Barnes, the former Governor and Democratic challenger, says he would support an Arizona-style law in Georgia too. It is nothing more than political posturing, but it shows how far the political spectrum in Georgia has shifted since the Bush years.
4.) Alabama – Alabama has gone through one of the most memorable primary seasons of the year. Candidates like Rick Barber, Tim James, and Dale Peterson (all unsuccessful) made national headlines with hilarious campaign ads.
Who can forget Peterson with his shotgun ranting about “thugs and criminals” or Barber “gathering his armies” with the Founders?
In Alabama, the plain spoken outsider Dr. Robert Bentley emerged victorious in the Republican Primary over Bradley Byrne, the GOP establishment favorite. Earlier this month, the Alabama GOP committed itself to a platform called the “Handshake with Alabama” which is committed to bringing Arizona’s SB1070 to Alabama
Robert Bentley will face Ron Sparks (the progressive nutroots candidate) in November. Sparks is a supporter of “comprehensive immigration reform.” As Governor of Alabama, Bentley would almost certainly sign Arizona-style immigration reform into law.
The Republicans have a chance this fall of taking over the Alabama state legislature for the first time since Reconstruction. Such is the extent of the backlash against the Obama administration and the Democratic Party.
5.) South Carolina – Like Jan Brewer, Nikki Haley isn’t exactly an outsider, but was propelled to victory in the South Carolina Republican Primary with a Sarah Palin endorsement and Tea Party support.
Haley is an Asian Indian, which is certain to provoke opposition from pro-White corners, but as Governor of South Carolina she would do to promote our interests than Meg Whitman in California.
South Carolina is one the handful of states that is most likely to become the next Arizona.

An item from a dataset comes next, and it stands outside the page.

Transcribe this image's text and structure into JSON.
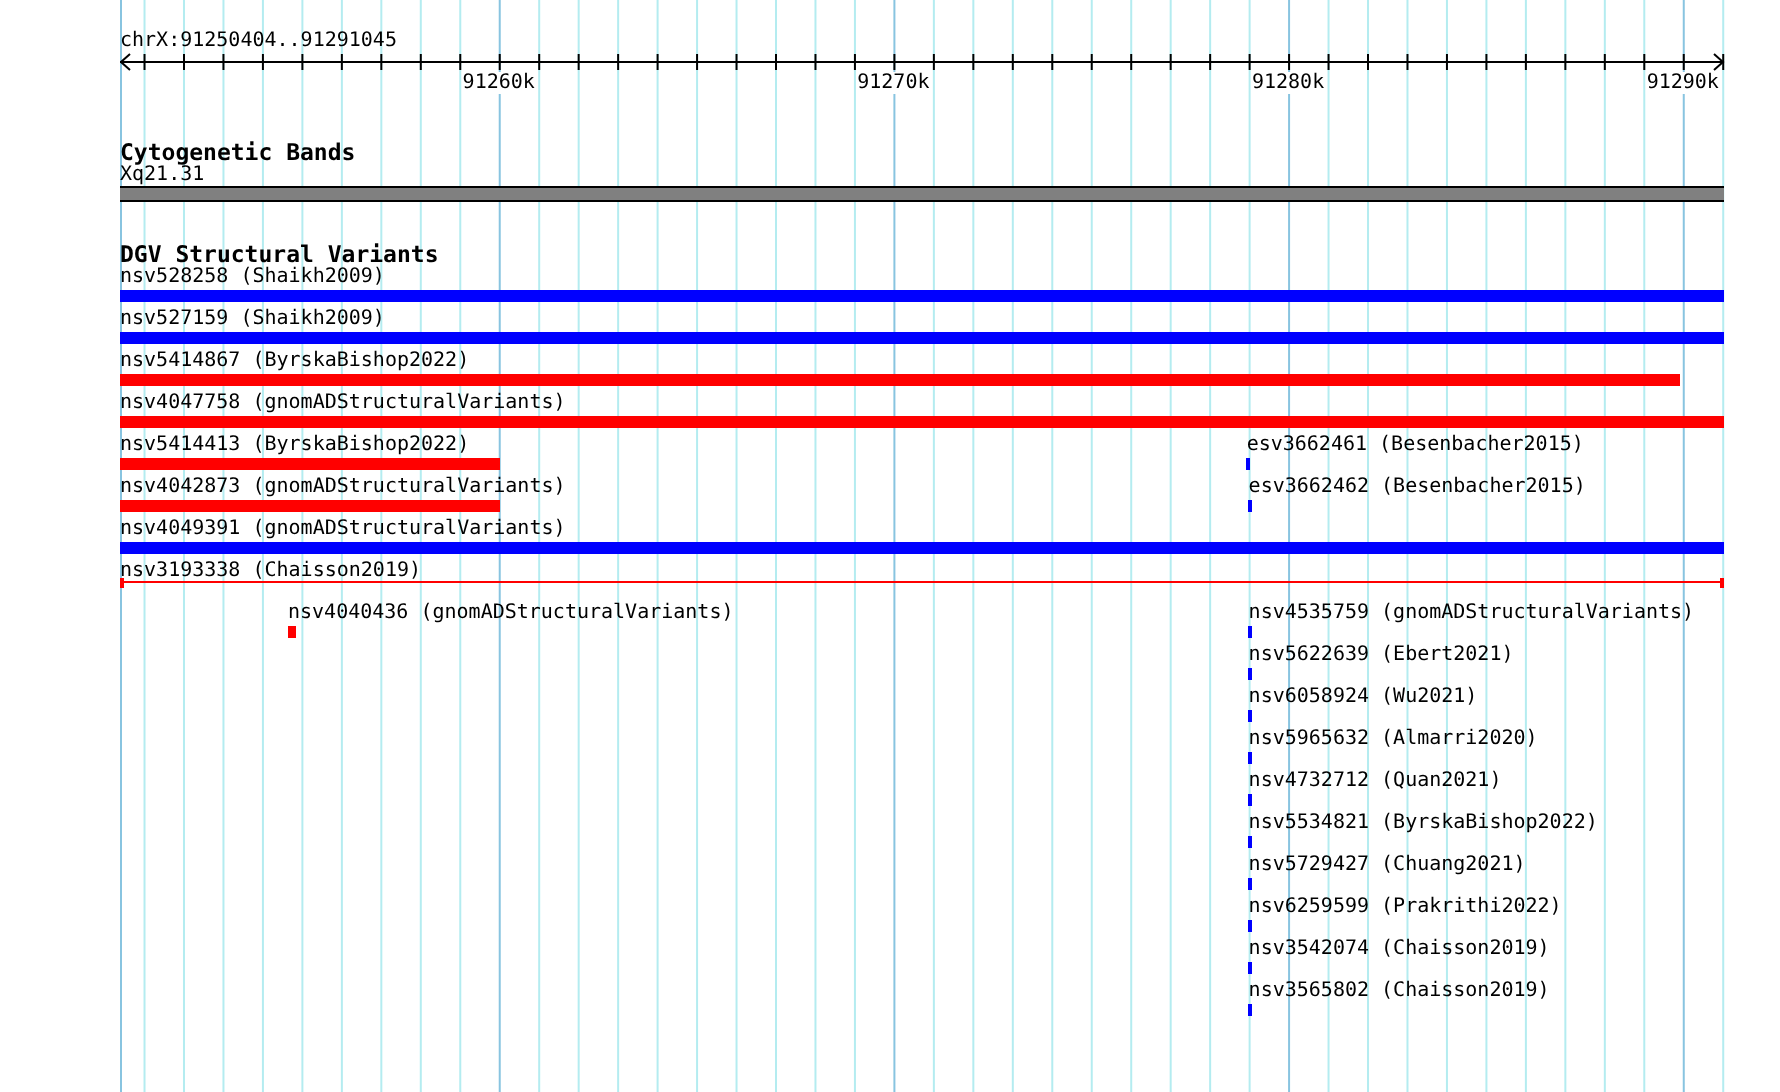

Haley has emphatically stated that she supports Arizona and would sign an Arizona-style immigration bill into law.
Haley will face Vince Sheehan in November. Sheehan, who will almost certainly be defeated, claims to support an even tougher immigration law. The political spectrum in South Carolina has also shifted to such a degree that both parties compete to sound tougher on immigration.
There are plenty of other Governor races in this election cycle. I’ve mostly been following the ones closest to my own home turf. I’m excited by the possibility of a geographically continguous bloc of states in South passing Arizona-style immigration reform and entering into a polarizing showdown with the federal government.
Florida, Virginia, and Texas are the squishiest of the Southern states. Virginia has already followed in Arizona’s footsteps. Florida is poised to follow soon. Pressure from the conservative grassroots in Texas could force Gov. Rick Perry to flip flop like Bill McCollum and John McCain.
Tennessee has also been one of the most enthusiastic supporters of Arizona. The Tennessee state legislature passed a resolution congratulating Arizona for defending its borders. Bill Haslam, the next Governor of Tennessee, has indicated that he would sign Arizona-style immigration reform in the Volunteer State.
Mainstream vs. Fringe
Pro-Whites have two paths before them. The first path is to work within the mainstream and use polarizing national debates over issues like immigration to push moderates in a more radical direction. The second path is to work within the fringe to build a credible radical alternative to the status quo.
At least from my perspective, having tried the second path (and reaching its terminus in a bad experience), the first path has become more attractive as of late. It seems an easier task to radicalize moderates in the mainstream than to mainstream radicals on the fringe. It is easier to cure ordinary people of ignorance than odd people of more serious problems.
In the last five years, the only detectable movement has been the rise of the Tea Party and the demise of the Bush GOP in the mainstream. As we recently saw in Knoxville, nothing has changed on the fringe.
Until that changes, Whites will continue to look elsewhere for their salvation.